#### [Work task]
For every entry that follows, return an identical copy.

#### [Information supplied]
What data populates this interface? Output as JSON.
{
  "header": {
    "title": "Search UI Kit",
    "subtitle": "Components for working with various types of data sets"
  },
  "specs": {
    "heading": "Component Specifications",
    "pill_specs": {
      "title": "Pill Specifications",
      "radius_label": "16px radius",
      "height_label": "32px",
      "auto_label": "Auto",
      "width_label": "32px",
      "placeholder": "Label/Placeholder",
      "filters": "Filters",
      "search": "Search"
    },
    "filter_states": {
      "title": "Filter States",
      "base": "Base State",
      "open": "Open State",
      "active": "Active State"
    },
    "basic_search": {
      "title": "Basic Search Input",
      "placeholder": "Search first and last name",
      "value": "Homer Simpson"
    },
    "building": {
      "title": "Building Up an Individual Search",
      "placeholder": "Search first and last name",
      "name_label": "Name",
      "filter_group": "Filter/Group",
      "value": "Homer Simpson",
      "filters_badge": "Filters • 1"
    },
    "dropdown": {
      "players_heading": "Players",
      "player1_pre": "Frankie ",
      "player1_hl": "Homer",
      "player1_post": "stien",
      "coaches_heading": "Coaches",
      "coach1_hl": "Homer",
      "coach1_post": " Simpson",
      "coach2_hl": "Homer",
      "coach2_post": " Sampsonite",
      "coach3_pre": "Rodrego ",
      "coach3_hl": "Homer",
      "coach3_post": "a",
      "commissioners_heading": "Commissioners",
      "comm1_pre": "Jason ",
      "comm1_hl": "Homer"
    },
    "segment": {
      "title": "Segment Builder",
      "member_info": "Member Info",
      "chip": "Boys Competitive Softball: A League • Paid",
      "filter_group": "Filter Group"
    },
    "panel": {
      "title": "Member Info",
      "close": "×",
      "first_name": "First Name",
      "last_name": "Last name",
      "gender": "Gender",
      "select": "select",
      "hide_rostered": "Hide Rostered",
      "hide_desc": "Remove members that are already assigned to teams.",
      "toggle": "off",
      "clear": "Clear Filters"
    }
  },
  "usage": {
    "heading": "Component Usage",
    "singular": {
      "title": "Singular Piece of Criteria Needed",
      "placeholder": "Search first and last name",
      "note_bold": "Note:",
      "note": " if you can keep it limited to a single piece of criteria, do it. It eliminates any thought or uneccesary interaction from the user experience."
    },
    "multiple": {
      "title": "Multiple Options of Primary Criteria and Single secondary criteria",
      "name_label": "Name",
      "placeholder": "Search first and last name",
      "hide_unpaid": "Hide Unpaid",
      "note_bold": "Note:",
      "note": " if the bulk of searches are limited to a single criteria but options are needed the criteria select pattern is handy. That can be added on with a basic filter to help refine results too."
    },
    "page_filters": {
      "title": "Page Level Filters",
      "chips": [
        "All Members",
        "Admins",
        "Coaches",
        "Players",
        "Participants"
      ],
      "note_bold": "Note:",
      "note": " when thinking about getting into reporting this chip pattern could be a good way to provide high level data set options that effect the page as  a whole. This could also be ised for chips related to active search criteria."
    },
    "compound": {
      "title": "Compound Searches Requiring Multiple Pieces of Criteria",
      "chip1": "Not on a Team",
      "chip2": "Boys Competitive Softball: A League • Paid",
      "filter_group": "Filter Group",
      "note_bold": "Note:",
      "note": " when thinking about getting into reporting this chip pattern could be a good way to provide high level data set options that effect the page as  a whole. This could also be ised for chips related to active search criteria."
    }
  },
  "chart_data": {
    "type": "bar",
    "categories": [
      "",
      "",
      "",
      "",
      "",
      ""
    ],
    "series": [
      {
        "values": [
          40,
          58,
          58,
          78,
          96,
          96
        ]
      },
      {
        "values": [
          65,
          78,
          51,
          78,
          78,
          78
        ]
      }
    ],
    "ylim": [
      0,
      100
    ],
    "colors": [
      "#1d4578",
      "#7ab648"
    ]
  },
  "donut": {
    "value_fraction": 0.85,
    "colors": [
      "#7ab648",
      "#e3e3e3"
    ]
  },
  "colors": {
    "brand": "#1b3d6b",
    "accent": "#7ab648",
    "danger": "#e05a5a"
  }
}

#### [Result of the task]
What data populates this interface? Output as JSON.
{
  "header": {
    "title": "Search UI Kit",
    "subtitle": "Components for working with various types of data sets"
  },
  "specs": {
    "heading": "Component Specifications",
    "pill_specs": {
      "title": "Pill Specifications",
      "radius_label": "16px radius",
      "height_label": "32px",
      "auto_label": "Auto",
      "width_label": "32px",
      "placeholder": "Label/Placeholder",
      "filters": "Filters",
      "search": "Search"
    },
    "filter_states": {
      "title": "Filter States",
      "base": "Base State",
      "open": "Open State",
      "active": "Active State"
    },
    "basic_search": {
      "title": "Basic Search Input",
      "placeholder": "Search first and last name",
      "value": "Homer Simpson"
    },
    "building": {
      "title": "Building Up an Individual Search",
      "placeholder": "Search first and last name",
      "name_label": "Name",
      "filter_group": "Filter/Group",
      "value": "Homer Simpson",
      "filters_badge": "Filters • 1"
    },
    "dropdown": {
      "players_heading": "Players",
      "player1_pre": "Frankie ",
      "player1_hl": "Homer",
      "player1_post": "stien",
      "coaches_heading": "Coaches",
      "coach1_hl": "Homer",
      "coach1_post": " Simpson",
      "coach2_hl": "Homer",
      "coach2_post": " Sampsonite",
      "coach3_pre": "Rodrego ",
      "coach3_hl": "Homer",
      "coach3_post": "a",
      "commissioners_heading": "Commissioners",
      "comm1_pre": "Jason ",
      "comm1_hl": "Homer"
    },
    "segment": {
      "title": "Segment Builder",
      "member_info": "Member Info",
      "chip": "Boys Competitive Softball: A League • Paid",
      "filter_group": "Filter Group"
    },
    "panel": {
      "title": "Member Info",
      "close": "×",
      "first_name": "First Name",
      "last_name": "Last name",
      "gender": "Gender",
      "select": "select",
      "hide_rostered": "Hide Rostered",
      "hide_desc": "Remove members that are already assigned to teams.",
      "toggle": "off",
      "clear": "Clear Filters"
    }
  },
  "usage": {
    "heading": "Component Usage",
    "singular": {
      "title": "Singular Piece of Criteria Needed",
      "placeholder": "Search first and last name",
      "note_bold": "Note:",
      "note": " if you can keep it limited to a single piece of criteria, do it. It eliminates any thought or uneccesary interaction from the user experience."
    },
    "multiple": {
      "title": "Multiple Options of Primary Criteria and Single secondary criteria",
      "name_label": "Name",
      "placeholder": "Search first and last name",
      "hide_unpaid": "Hide Unpaid",
      "note_bold": "Note:",
      "note": " if the bulk of searches are limited to a single criteria but options are needed the criteria select pattern is handy. That can be added on with a basic filter to help refine results too."
    },
    "page_filters": {
      "title": "Page Level Filters",
      "chips": [
        "All Members",
        "Admins",
        "Coaches",
        "Players",
        "Participants"
      ],
      "note_bold": "Note:",
      "note": " when thinking about getting into reporting this chip pattern could be a good way to provide high level data set options that effect the page as  a whole. This could also be ised for chips related to active search criteria."
    },
    "compound": {
      "title": "Compound Searches Requiring Multiple Pieces of Criteria",
      "chip1": "Not on a Team",
      "chip2": "Boys Competitive Softball: A League • Paid",
      "filter_group": "Filter Group",
      "note_bold": "Note:",
      "note": " when thinking about getting into reporting this chip pattern could be a good way to provide high level data set options that effect the page as  a whole. This could also be ised for chips related to active search criteria."
    }
  },
  "chart_data": {
    "type": "bar",
    "categories": [
      "",
      "",
      "",
      "",
      "",
      ""
    ],
    "series": [
      {
        "values": [
          40,
          58,
          58,
          78,
          96,
          96
        ]
      },
      {
        "values": [
          65,
          78,
          51,
          78,
          78,
          78
        ]
      }
    ],
    "ylim": [
      0,
      100
    ],
    "colors": [
      "#1d4578",
      "#7ab648"
    ]
  },
  "donut": {
    "value_fraction": 0.85,
    "colors": [
      "#7ab648",
      "#e3e3e3"
    ]
  },
  "colors": {
    "brand": "#1b3d6b",
    "accent": "#7ab648",
    "danger": "#e05a5a"
  }
}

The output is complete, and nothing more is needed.